Gibson was variously trustee, treasurer and deputy chairman of the National Gallery of Victoria (NGV) in the period 1956 to 1964.[1] The NGV was Australia's oldest public gallery, its acquisitions largely funded by the massive but dwindling Felton Bequest.[11] Gibson was one of several new faces brought to the Gallery's board at a critical time: the Victorian government had announced a decision to build a new National Gallery in Melbourne, and governance of the existing institution was undergoing significant upheaval.[12] Gibson was reported to be "always a man of strong opinions", bringing a robust and blunt character to some of the meetings of the Gallery's trustees.
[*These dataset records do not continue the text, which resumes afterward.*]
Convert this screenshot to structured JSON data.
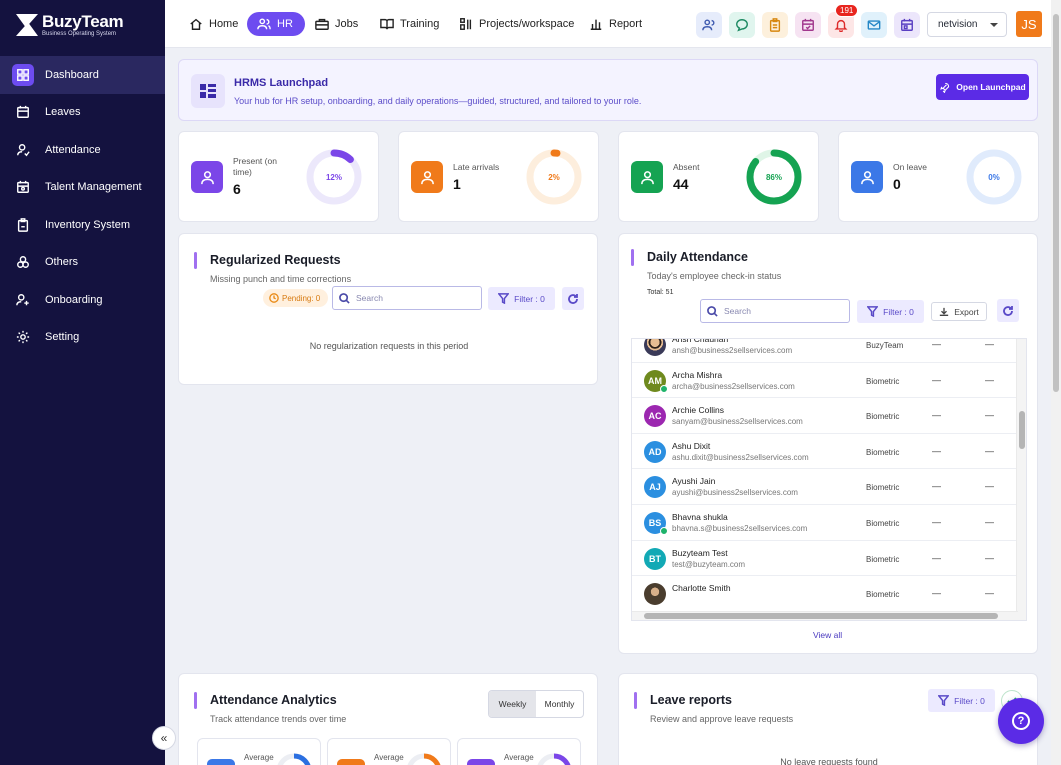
{
  "brand": {
    "name": "BuzyTeam",
    "tagline": "Business Operating System"
  },
  "sidebar": {
    "items": [
      {
        "label": "Dashboard",
        "icon": "dashboard-icon"
      },
      {
        "label": "Leaves",
        "icon": "calendar-icon"
      },
      {
        "label": "Attendance",
        "icon": "user-check-icon"
      },
      {
        "label": "Talent Management",
        "icon": "calendar-user-icon"
      },
      {
        "label": "Inventory System",
        "icon": "clipboard-icon"
      },
      {
        "label": "Others",
        "icon": "circles-icon"
      },
      {
        "label": "Onboarding",
        "icon": "user-plus-icon"
      },
      {
        "label": "Setting",
        "icon": "gear-icon"
      }
    ],
    "active": 0,
    "collapse_label": "«"
  },
  "topnav": {
    "tabs": [
      {
        "label": "Home",
        "icon": "home-icon"
      },
      {
        "label": "HR",
        "icon": "users-icon"
      },
      {
        "label": "Jobs",
        "icon": "briefcase-icon"
      },
      {
        "label": "Training",
        "icon": "book-icon"
      },
      {
        "label": "Projects/workspace",
        "icon": "projects-icon"
      },
      {
        "label": "Report",
        "icon": "bar-chart-icon"
      }
    ],
    "active": 1,
    "notification_count": "191",
    "org": "netvision",
    "user_initials": "JS"
  },
  "launchpad": {
    "title": "HRMS Launchpad",
    "subtitle": "Your hub for HR setup, onboarding, and daily operations—guided, structured, and tailored to your role.",
    "button": "Open Launchpad"
  },
  "stats": [
    {
      "label": "Present (on time)",
      "value": "6",
      "percent_label": "12%",
      "percent": 12,
      "color": "#7b46e8",
      "track": "#ece8fb",
      "icon_bg": "#7b46e8"
    },
    {
      "label": "Late arrivals",
      "value": "1",
      "percent_label": "2%",
      "percent": 2,
      "color": "#f07a1a",
      "track": "#fdeedd",
      "icon_bg": "#f07a1a"
    },
    {
      "label": "Absent",
      "value": "44",
      "percent_label": "86%",
      "percent": 86,
      "color": "#15a352",
      "track": "#dff5e7",
      "icon_bg": "#15a352"
    },
    {
      "label": "On leave",
      "value": "0",
      "percent_label": "0%",
      "percent": 0,
      "color": "#3b78e7",
      "track": "#e0ebfc",
      "icon_bg": "#3b78e7"
    }
  ],
  "regularized": {
    "title": "Regularized Requests",
    "subtitle": "Missing punch and time corrections",
    "pending": "Pending: 0",
    "search_placeholder": "Search",
    "filter": "Filter : 0",
    "empty": "No regularization requests in this period"
  },
  "daily": {
    "title": "Daily Attendance",
    "subtitle": "Today's employee check-in status",
    "total": "Total: 51",
    "search_placeholder": "Search",
    "filter": "Filter : 0",
    "export": "Export",
    "view_all": "View all",
    "rows": [
      {
        "name": "Ansh Chauhan",
        "email": "ansh@business2sellservices.com",
        "source": "BuzyTeam",
        "c1": "—",
        "c2": "—",
        "initials": "",
        "color": "photo",
        "verified": false
      },
      {
        "name": "Archa Mishra",
        "email": "archa@business2sellservices.com",
        "source": "Biometric",
        "c1": "—",
        "c2": "—",
        "initials": "AM",
        "color": "#6f8a1e",
        "verified": true
      },
      {
        "name": "Archie Collins",
        "email": "sanyam@business2sellservices.com",
        "source": "Biometric",
        "c1": "—",
        "c2": "—",
        "initials": "AC",
        "color": "#9c27b0",
        "verified": false
      },
      {
        "name": "Ashu Dixit",
        "email": "ashu.dixit@business2sellservices.com",
        "source": "Biometric",
        "c1": "—",
        "c2": "—",
        "initials": "AD",
        "color": "#2b8fe0",
        "verified": false
      },
      {
        "name": "Ayushi Jain",
        "email": "ayushi@business2sellservices.com",
        "source": "Biometric",
        "c1": "—",
        "c2": "—",
        "initials": "AJ",
        "color": "#2b8fe0",
        "verified": false
      },
      {
        "name": "Bhavna shukla",
        "email": "bhavna.s@business2sellservices.com",
        "source": "Biometric",
        "c1": "—",
        "c2": "—",
        "initials": "BS",
        "color": "#2b8fe0",
        "verified": true
      },
      {
        "name": "Buzyteam Test",
        "email": "test@buzyteam.com",
        "source": "Biometric",
        "c1": "—",
        "c2": "—",
        "initials": "BT",
        "color": "#12a9b5",
        "verified": false
      },
      {
        "name": "Charlotte Smith",
        "email": "",
        "source": "Biometric",
        "c1": "—",
        "c2": "—",
        "initials": "",
        "color": "photo2",
        "verified": false
      }
    ]
  },
  "analytics": {
    "title": "Attendance Analytics",
    "subtitle": "Track attendance trends over time",
    "weekly": "Weekly",
    "monthly": "Monthly",
    "minis": [
      {
        "label": "Average",
        "color": "#3b78e7",
        "ring": "#2b6fe0"
      },
      {
        "label": "Average",
        "color": "#f07a1a",
        "ring": "#f07a1a"
      },
      {
        "label": "Average",
        "color": "#7b46e8",
        "ring": "#7b46e8"
      }
    ]
  },
  "leave": {
    "title": "Leave reports",
    "subtitle": "Review and approve leave requests",
    "filter": "Filter : 0",
    "empty": "No leave requests found"
  },
  "help_label": "?"
}
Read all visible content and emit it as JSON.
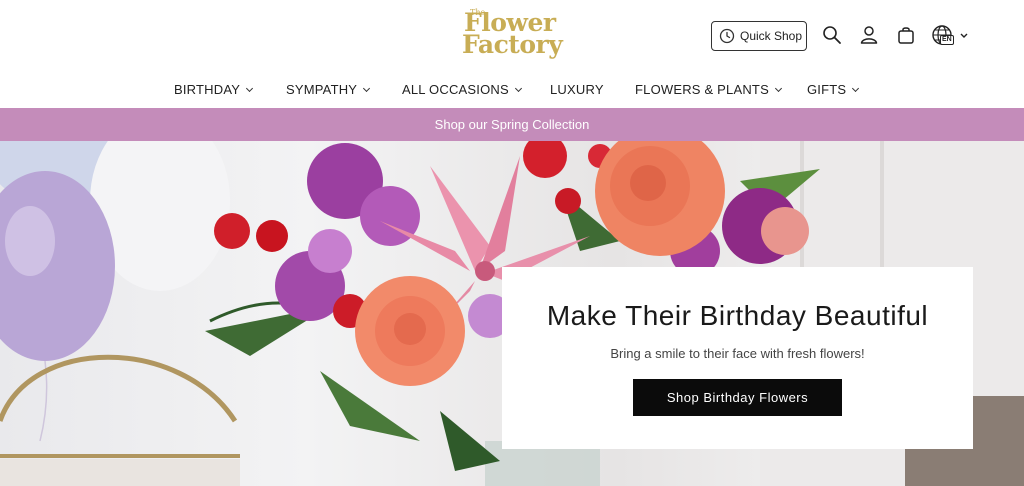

The trustees were concerned that the substantial resources of the institution's rich Felton Bequest were not being applied effectively to ensure the representation of contemporary schools of art in the Gallery's collection.[13]

Seeking to directly support the NGV, Gibson financed the purchase of works by and for the Gallery, as well as making his personal collection available for exhibition. He provided a donation in 1962 allowing the NGV to purchase the Clement Meadmore sculpture Duolith III.[7] Gibson purchased Tom Roberts' major painting Coming South,[14] for $20000, presenting it to the NGV in 1967.[11] A selection from Gibson's extensive personal collection was presented as an NGV exhibition in 1969.[7]

Gibson played many other roles in the arts, through societies of artists, of collectors, and through boards of which he was a member as a result of his involvement with the Australian Elizabethan Theatre Trust. These included Deputy Chairman of the Melbourne Theatre Company from 1960 to 1968.[2]

He was a foundation member of the National Trust of Australia (Victoria) in 1955, and co-founded the Society of Collectors of Fine Arts.[2][12]

References[edit]

  1. ^ a b c d e f g Strahan, Frank, 1996. "Gibson, Aubrey Hickes Lawson (1901–1973)", Australian Dictionary of Biography, vol. 14. Melbourne: Melbourne University Press.
  2. ^ a b c d e f g Who's Who in Australia 1971, "Gibson, Aubrey Hickes Lawson" (entry). Adelaide: F. Johns.
  3. ^ Gibson, Aubrey H. L. 1952. The Rosebowl. Melbourne: F.W. Cheshire, p. 3.
  4. ^ a b Who's Who in Australia 1962, "Gibson, Aubrey Hickes Lawson" (entry). Adelaide: F. Johns.
  5. ^ a b Gibson, Aubrey H. L. 1952. The Rosebowl. Melbourne: F.W. Cheshire.
  6. ^ National Gallery of Victoria, Russell Drysdale paintings Archived 27 September 2007 on Wayback Machine., retrieved 25 February 2009.
  7. ^ a b c d Stringer, John. 1969. The Aubrey Gibson Collection, National Gallery of Victoria 28 July – 17 September 1969 (exhibition catalogue).
  8. ^ Gibson, Aubrey H. L. 1952. The Rosebowl. Melbourne: F.W. Cheshire, p. 4.
  9. ^ Millar, Ronald. 1964. "Colonel Aubrey Gibson", Art and Australia, December 1964, p. 171.
  10. ^ Australia Dancing, Australian Elizabethan Theatre Trust, retrieved 23 February 2009.
  11. ^ a b McCulloch, Alan, McCulloch, Susan and McCulloch-Childs, Emily. 2006. The New McCulloch's Encyclopedia of Australian Art (4th edition). Fitzroy (Vic.): Aus Art Editions & Miegunyah Press.
  12. ^ a b Poynter, John. 2003. Mr Felton's Bequests. Melbourne: The Miegunyah Press.
  13. ^ Poynter, John. 2003. Mr Felton's Bequests. Melbourne: The Miegunyah Press, pp. 503, 506, 562.
  14. ^ National Gallery of Victoria, Tom Roberts, Coming South[permanent dead link], retrieved 23 February 2009.